Regional anesthesia is similar to local, except that it covers a wider area of the body. It works by blocking nerve impulses, and is often used during labor and delivery in the form of an epidural. Sometimes, regional anesthesia is used for long term pain management in individuals who experience chronic lower body pain. It allows doctors to block sensations to the entire lower body, or single limbs.

Conscious sedation is an anesthesia practice where the patient remains conscious, but is fully relaxed, does not feel pain, and will not usually remember the experience. This type is useful in situations where patients need to cooperate with medical staff, or when a procedure is not serious enough to warrant putting them to sleep. In cases where a patient is not stable enough for general anesthesia, conscious sedation may be used.

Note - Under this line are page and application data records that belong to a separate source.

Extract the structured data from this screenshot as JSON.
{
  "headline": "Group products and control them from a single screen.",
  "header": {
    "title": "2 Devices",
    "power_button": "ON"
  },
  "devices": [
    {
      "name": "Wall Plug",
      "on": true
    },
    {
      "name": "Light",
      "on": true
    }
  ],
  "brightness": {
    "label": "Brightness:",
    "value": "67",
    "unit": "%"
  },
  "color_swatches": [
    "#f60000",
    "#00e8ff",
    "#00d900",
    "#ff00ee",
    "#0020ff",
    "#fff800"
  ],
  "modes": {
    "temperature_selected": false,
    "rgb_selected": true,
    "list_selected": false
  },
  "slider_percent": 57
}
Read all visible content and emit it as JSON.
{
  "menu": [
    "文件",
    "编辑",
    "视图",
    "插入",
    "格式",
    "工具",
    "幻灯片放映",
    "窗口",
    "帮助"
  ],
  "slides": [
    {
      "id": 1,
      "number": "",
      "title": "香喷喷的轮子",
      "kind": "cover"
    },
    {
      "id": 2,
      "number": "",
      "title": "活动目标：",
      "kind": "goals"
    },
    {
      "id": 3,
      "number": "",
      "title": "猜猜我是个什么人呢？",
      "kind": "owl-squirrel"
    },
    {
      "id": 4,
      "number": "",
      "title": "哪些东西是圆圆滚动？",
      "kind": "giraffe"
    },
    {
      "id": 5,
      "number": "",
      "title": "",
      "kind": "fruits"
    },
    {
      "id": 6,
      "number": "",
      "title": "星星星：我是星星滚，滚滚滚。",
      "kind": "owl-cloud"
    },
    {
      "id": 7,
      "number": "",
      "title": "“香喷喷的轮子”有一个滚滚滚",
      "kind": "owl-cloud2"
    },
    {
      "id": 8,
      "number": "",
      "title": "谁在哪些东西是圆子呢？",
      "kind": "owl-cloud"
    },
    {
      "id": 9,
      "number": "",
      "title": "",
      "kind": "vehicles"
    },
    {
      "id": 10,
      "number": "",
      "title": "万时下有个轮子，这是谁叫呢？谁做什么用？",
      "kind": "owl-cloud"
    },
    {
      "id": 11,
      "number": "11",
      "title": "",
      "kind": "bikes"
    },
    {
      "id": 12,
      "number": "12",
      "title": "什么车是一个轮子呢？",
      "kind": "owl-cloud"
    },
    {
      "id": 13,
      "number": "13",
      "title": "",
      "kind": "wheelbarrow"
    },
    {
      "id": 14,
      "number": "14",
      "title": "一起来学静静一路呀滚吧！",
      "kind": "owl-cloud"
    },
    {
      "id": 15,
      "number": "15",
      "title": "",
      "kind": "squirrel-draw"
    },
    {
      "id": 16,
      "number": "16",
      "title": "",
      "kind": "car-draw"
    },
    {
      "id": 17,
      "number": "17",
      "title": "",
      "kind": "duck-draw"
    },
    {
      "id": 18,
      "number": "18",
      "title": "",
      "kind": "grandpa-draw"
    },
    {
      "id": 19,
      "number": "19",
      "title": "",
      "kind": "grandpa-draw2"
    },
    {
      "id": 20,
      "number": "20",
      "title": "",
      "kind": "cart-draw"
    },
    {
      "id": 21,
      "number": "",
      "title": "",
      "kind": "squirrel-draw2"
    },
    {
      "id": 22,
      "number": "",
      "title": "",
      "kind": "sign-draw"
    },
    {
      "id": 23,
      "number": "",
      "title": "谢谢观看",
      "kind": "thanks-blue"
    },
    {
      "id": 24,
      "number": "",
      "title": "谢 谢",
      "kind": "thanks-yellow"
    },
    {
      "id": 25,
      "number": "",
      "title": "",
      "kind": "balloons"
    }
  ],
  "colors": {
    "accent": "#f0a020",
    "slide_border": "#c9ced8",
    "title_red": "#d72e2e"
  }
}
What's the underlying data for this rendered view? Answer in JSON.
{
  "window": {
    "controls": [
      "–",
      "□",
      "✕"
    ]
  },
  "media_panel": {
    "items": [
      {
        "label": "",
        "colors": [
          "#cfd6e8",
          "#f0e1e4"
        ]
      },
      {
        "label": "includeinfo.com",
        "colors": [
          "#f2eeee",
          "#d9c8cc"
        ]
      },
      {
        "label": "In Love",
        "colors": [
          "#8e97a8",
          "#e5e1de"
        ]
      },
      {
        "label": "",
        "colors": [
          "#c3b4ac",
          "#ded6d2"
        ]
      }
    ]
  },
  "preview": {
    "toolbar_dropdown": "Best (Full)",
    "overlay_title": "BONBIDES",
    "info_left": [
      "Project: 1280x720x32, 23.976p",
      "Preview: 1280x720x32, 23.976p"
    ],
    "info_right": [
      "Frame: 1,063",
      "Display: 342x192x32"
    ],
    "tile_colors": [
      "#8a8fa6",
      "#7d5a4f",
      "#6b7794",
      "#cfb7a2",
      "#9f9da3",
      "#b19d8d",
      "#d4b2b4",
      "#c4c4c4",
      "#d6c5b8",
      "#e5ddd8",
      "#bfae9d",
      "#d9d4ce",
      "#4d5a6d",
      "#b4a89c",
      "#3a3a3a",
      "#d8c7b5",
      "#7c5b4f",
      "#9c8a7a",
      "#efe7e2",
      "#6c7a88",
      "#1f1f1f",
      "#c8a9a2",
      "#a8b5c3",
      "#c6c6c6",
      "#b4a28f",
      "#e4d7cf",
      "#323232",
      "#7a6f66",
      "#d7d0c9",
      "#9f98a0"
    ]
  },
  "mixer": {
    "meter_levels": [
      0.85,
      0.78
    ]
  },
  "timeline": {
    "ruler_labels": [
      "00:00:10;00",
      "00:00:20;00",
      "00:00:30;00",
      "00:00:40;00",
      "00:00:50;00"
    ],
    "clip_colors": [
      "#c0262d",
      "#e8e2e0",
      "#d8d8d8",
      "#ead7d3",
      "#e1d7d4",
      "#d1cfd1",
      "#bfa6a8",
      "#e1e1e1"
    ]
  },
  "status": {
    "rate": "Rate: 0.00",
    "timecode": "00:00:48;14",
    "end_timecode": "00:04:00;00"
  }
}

Anesthesia is a vital part of surgical practice, allowing doctors to operate safely and painlessly on patients. The wide variety of anesthetics available allows anesthesiologists to select the most suitable type and anesthetic drug for the patient. Many people will experience some form during their lifetime, and will appreciate the lack of pain associated with it.

WiseGeek is dedicated to providing accurate and trustworthy information. We carefully select reputable sources and employ a rigorous fact-checking process to maintain the highest standards. To learn more about our commitment to accuracy, read our editorial process.
Mary McMahon
By Mary McMahon

Ever since she began contributing to the site several years ago, Mary has embraced the exciting challenge of being a WiseGeek researcher and writer. Mary has a liberal arts degree from Goddard College and spends her free time reading, cooking, and exploring the great outdoors.

Discussion Comments
By anon157320 — On Mar 02, 2011

In two elderly family members, I have observed a behavior which seems like the "hospital psychosis" described on this site, but was definitely associated with anesthesia (a bypass operation in one case and spinal surgery in the other).

Doctors told me that this condition is more common in relatively uneducated patients (both left school at about 16 in order to work). Can you provide more information? there may be another spinal operation in the near future.

By Catapult — On Jan 30, 2011

I am very suspicious of general anesthesia, and really would prefer not to have to get it done. While it is commonly used, there are just a lot of possible risks and complications. So far I have only needed local anesthetic, which frightens me much less.

By recapitulate — On Jan 29, 2011

@anoon141651, it depends on a lot of factors, including a person's age, size, overall health, and where he or she is receiving anesthesia. While many people can "go under" with no problem, some people can have serious anesthesia complications, and it is very hard sometimes to determine why.

By HotTamales — On Jan 29, 2011

Has anybody ever been under anesthesia, but still aware? I remember when I had my second child I had a C-section, and they put me part of the way under, but I could still feel the surgeons making the incision.

It didn't hurt or anything, but it was so unreal! Apparently this is pretty normal (at least that's what my anesthesiologist told me afterwards) since they don't want the mothers to be fully out of it for the safety of the baby.

Did anybody else get the same thing with their C-section?

By Lynn34 — On Jan 28, 2011

@anon141651-- It usually depends on the person as far as how long anesthesia works in the body. If a person is larger, the anesthesia administered can wear off faster than if the person is smaller. It's up to the Anesthesiologist to monitor the patient closely while they are under.

By anon141651 — On Jan 11, 2011

How long will each anesthesia work in the body?

Mary McMahon
Mary McMahon

Ever since she began contributing to the site several years ago, Mary has embraced the exciting challenge of being a...

Learn more
WiseGeek, in your inbox

Our latest articles, guides, and more, delivered daily.

WiseGeek, in your inbox

Our latest articles, guides, and more, delivered daily.